Blue Lives Matter
In a nation facing increased turmoil, mass terror and violence, two organizations citizens turn to for protection are the United States military and the police. The United States military does not operate to enforce laws or actively defend citizens on home soil, rather, deploying to overseas conflicts to prevent many of the horrors of the world from reaching our shores. It is the job of local police departments to protect citizens from the horrors that are already here.
The Blue Lives Matter/Back The Blue movements seek to combat the intensely negative broad-stroke depictions of police officers as murderers and racists, and bring to light the facts of the cases focused on by the Black Lives Matter movement that are conveniently ignored to further an agenda of division. Police are trained to judge based on action and character, rather than color. It is the jumps to conclusion without understanding or acknowledgement of the surrounding circumstances that often lead to these situations where most officers accused of murder are not indicted by Grand Juries. Back The Blue organizations seek to show appreciation and bring positive attention to police officers by highlighting positive stories of police interactions, and through various activities such as social media campaigns, rallies and even free meals provided by local restaurants.
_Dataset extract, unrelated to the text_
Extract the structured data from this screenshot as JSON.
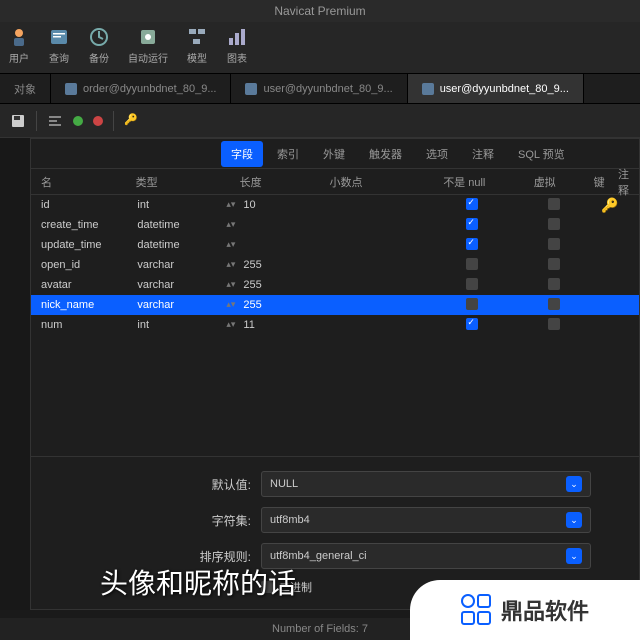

I find myself in a position uniquely effected by these conflicting movements. Protestors for and backed by Black Lives Matter organizations or other local movements often call for the deaths of my family and friends. Chanting things so gruesome as “Pigs in a blanket, fry ‘em like bacon” and “What do we want? Dead Cops. When do we want it? Now” makes their message clear.
As the son of two Fort Worth police officers, and the grandson of a retired California Highway patrolman, I have grown up surrounded by police officers and their families. I have lost family friends to the dangers of the job, most notably Officer Hank Nava Jr. of Fort Worth Police Department in 2005. Language such as this does not in any way lead to an environment that is safer for anyone; not protestors, police or citizens (regardless of race). The calls for violence and extremism have been one sided in these conflicting movements.
While I can easily recognize that a few cop killers are not indicative of the intentions of a group as a whole (as I would expect someone to similarly recognize that very few officers have ever unjustifiably shot an unarmed black man or woman), one still has to contend with the fact that the language presented by many of the Black Lives Matter protestors incites violence against police on their behalf.
The power of protest is one so strong that it was the first of the Bill of Rights, while the right to keep and bear arms is second. Protest has the power to gather and rally more supporters, use peer pressure, motivate and even inspire. It is this incredible power that must be used responsibly by protestors for either side. When Black Lives Matter supporters intentionally or unintentionally call for violence against police and their families, they cannot stand on the sidelines and act surprised when a fellow supporter carries these words into action.
In order to resolve these intense and escalating tensions, it will take mass education, and an ability to come to the table and discuss the issues facing a new age in policing and community engagement. We must continue police education of the appropriate use of force and educate the public of the efforts gone through by police officers to remain up to date in their training. Governments must highlight the systems in place for citizens to have their voices heard by encouraging citizens to consult with lawmakers for legal reforms, rather than laying all blame to only the enforcers. It must be clear that violence is not a means to an end, nor the path to a conclusion. Even the most contentious wars in U.S. history are resolved by treaties, laws and civilized agreements between contenders.
In order to end this deadly battle that has been escalating for years, we need a shift in rhetoric from the Black Lives Matter movement, a better public education in the subject of government, and better efforts from police departments to communicate with their communities and implement or maintain community-based policing efforts that have been shown to be successful in reducing crime and building relationships with their citizens.